While Stewart did not disagree with Millsaps’ assessment, he felt that it was better to move forward rather than continue litigation with Tate & Lyle.
“I just thought it was time to put it to sleep,” Stewart said. “I think they owe the money, but at this time any money that we’re losing is getting eaten up by lawyers. The only ones making money right now is lawyers and it’s time to put it behind us.”
James agreed, pointing to the cost of fighting Tate & Lyle with no guarantee the city would come out on the winning end.
“It’s going to cost us a million dollars just to fight it,” James said. “If we lost we would still be out that money and we would still lose. Any time you can settle a contract of that magnitude it’s what you have to do.
“It’s just about economics is what it’s about,” he added. “To see how things have gone so far for this point, it’s not gone well for the city of Loudon and Loudon County against Tate & Lyle. ... I know what Mr. Millsaps said, but that’s only on prognostication, not actual figures.”
The city also voted 5-0 in favor of a PILOT agreement for “Project Q,” an unnamed metal fabrication company that would move into a portion of the former Maremont building, 2400 Maremont Parkway, Loudon.
Owners of the metal fabrication company promise to invest an estimated $22,445,000 into the property and create 200 jobs paying an average of $22.70 per hour.
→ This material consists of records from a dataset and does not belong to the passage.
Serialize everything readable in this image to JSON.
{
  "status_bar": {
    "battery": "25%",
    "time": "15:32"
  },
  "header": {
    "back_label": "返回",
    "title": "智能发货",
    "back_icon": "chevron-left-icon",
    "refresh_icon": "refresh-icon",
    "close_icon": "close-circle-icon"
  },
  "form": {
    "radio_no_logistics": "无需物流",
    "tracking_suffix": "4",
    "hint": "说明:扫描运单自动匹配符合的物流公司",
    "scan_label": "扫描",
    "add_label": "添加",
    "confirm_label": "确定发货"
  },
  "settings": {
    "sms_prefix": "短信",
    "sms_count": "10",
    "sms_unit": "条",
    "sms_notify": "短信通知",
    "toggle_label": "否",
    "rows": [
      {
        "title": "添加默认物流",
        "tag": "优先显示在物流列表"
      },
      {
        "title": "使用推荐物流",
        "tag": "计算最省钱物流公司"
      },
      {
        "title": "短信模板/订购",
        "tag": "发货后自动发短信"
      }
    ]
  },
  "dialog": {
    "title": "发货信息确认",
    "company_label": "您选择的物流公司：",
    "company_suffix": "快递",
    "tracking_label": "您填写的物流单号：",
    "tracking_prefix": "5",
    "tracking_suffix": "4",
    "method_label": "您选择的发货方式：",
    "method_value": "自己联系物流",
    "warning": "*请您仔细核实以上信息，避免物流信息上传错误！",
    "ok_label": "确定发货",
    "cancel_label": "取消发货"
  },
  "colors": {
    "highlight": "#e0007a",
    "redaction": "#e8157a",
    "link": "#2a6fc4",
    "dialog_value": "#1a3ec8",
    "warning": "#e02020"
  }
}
In return, the 10-year PILOT would provide 100 percent personal property tax abatement for the first five years of occupancy, starting January 2019, and a 50 percent abatement for years 6-10 with a personal property tax payment of $42,819.
“On the Project Q, it was 200 jobs and I just think in this day and age you’ve got to offer some incentives,” Stewart said. “I think the city of Loudon needs 200 jobs.”
In other news, council ...
• Passed a second reading on an ordinance for amendments to the 2016-17 fiscal year budget.
• Passed a second reading on an ordinance to designate Fort Hill Street West a one-way street from 5-8 p.m. only.
• Passed a first reading of an ordinance removing a requirement of Loudon residency for liquor store owners.
• Passed a first reading of an ordinance raising the city court fee from $35 to $80. The fee has not been changed since the 1980s.
• Authorized the replacement of three vehicles, two at no cost and one at a cost of $500, through the vehicle replacement program of city vehicles.
• Authorized categorizing a 1992 tractor and loader to be sold as surplus.
• Authorized bids to be requested for a memorial structure in the downtown Loudon Veterans’ Park.
• Authorized engineering services for the Downtown Greenway and Streetscapes Project to extend the greenway behind the Loudon Fire and Police Station to the river edge utilizing the old river bridge.